Grass carp were first imported into the United States in 1963 to study their potential as a biological control for aquatic vegetation in freshwater ponds, lakes, and reservoirs. Research shows, however, that the filamentous algae that the fish were imported to eat is not their preferred food; instead they prefer rooted, submerged, vascular plants - submerged aquatic vegetation (SAV). The benefits to aquatic ecosystems from SAV are well documented and include water quality improvement, fish and wildlife habitat and food, and increased sportfish production. SAV presence and abundance is also considered a key indicator of the success of Bay cleanup efforts. Grass carp can consume up to ten times their body weight in vegetation daily, and add ten pounds of body weight annually. In their native rivers, they typically reach weights of 66 to 79 pounds, and can live up to 20 years. Research by Maryland DNR fisheries biologists indicates that the establishment of self-sustaining populations of grass carp in the Chesapeake Bay could eradicate all SAV in its tidal-freshwater tributaries.

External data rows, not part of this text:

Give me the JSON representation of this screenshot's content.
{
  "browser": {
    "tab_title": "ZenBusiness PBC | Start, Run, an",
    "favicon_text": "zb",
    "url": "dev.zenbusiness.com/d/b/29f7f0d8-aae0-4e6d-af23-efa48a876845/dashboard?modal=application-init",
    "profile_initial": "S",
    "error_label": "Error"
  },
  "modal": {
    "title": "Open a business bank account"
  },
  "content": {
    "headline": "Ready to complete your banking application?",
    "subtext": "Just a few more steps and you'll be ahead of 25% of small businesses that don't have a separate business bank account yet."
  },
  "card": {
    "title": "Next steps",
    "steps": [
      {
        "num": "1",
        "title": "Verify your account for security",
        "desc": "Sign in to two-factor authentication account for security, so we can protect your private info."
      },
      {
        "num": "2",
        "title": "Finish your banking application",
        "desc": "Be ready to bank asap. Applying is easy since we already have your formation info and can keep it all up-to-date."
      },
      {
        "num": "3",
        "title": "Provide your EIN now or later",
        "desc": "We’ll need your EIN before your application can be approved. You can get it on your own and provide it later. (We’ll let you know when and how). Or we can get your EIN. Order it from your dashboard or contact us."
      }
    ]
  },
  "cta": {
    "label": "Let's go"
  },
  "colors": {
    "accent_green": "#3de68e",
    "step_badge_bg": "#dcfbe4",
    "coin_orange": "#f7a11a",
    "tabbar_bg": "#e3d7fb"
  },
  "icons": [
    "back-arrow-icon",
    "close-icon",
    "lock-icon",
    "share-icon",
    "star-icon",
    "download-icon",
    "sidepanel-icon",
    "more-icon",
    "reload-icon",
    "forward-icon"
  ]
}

As with any exotic introduced species, a major concern is whether it will escape into the wild and then be able to reproduce and establish a self-sustaining population. Grass carp have a strong desire to escape from a pond or lake to flowing waters, and have proven very successful at this in various places around the country where they have been introduced. Both supporters and opponents of grass carp agree that if you stock grass carp some will inevitably escape into the watershed. Initial assurances that grass carp would be incapable of reproducing in rivers of the United States, and thus posed no threat to the environment, have since been proven false. At present self-sustaining populations are known to occur throughout the Mississippi river system from Ohio to Louisiana and reproduction has been documented in the Galveston Bay estuarine system in Texas. Physical conditions in both the Susquehanna and Potomac rivers in Maryland provide ideal grass carp spawning conditions and successful reproduction would likely occur.
After grass carp reproduction had been found in U.S. waters, researchers turned their efforts to producing a sterile grass carp. The result was a "triploid" grass carp, so designated because the fish retains an extra chromosome set as opposed to a normal "diploid" grass carp. Triploid grass carp are similar in appearance, feeding, and growth to normal grass carp but are considered to be functionally sterile and incapable of reproducing in the wild.
Acknowledging that diploid grass carp pose a threat to the Bay, Virginia, Pennsylvania, Delaware, and New York allow pond owners to stock only triploid grass carp. However triploid grass carp use is not failsafe; production of triploids is not 100% successful and some diploids are also produced. The ploidy of each individual fish imported into neighboring states is not checked, the system relies on the honesty and accuracy of the fish importer and an inspection program of the U.S. Fish and Wildlife Service.
Another problem with triploid grass carp is that even if they can't reproduce they will still eat SAV. We estimate that 2,000 escaped adult triploid grass carp could consume 600 metric tons of SAV in one growing season. While it is recognized that nuisance aquatic vegetation has created resource use problems in some waters, grass carp use is not the solution. The majority of vegetation problems in small Maryland impoundments are caused by algal growth, typically filamentous alga that form dense mats on the bottom and surface. Grass carp will actually eat the grass and overhanging tree branches along a pond's edge before they eat algae! When they do ingest algae most of it is not digested, but just mechanically broken down into small pieces. The excretion of this material actually acts as a fertilizer and can cause a deterioration in water quality.
Maryland DNR believes that use of grass carp, diploid or triploid, in ponds and reservoirs within the Bay watershed is inconsistent with management of the Chesapeake Bay ecosystem and will continue to urge for a ban on the use of these fish
For more information about this and other Invasive Species of Concern, visit www.mdinvasivesp.orgphotos available electronically on request.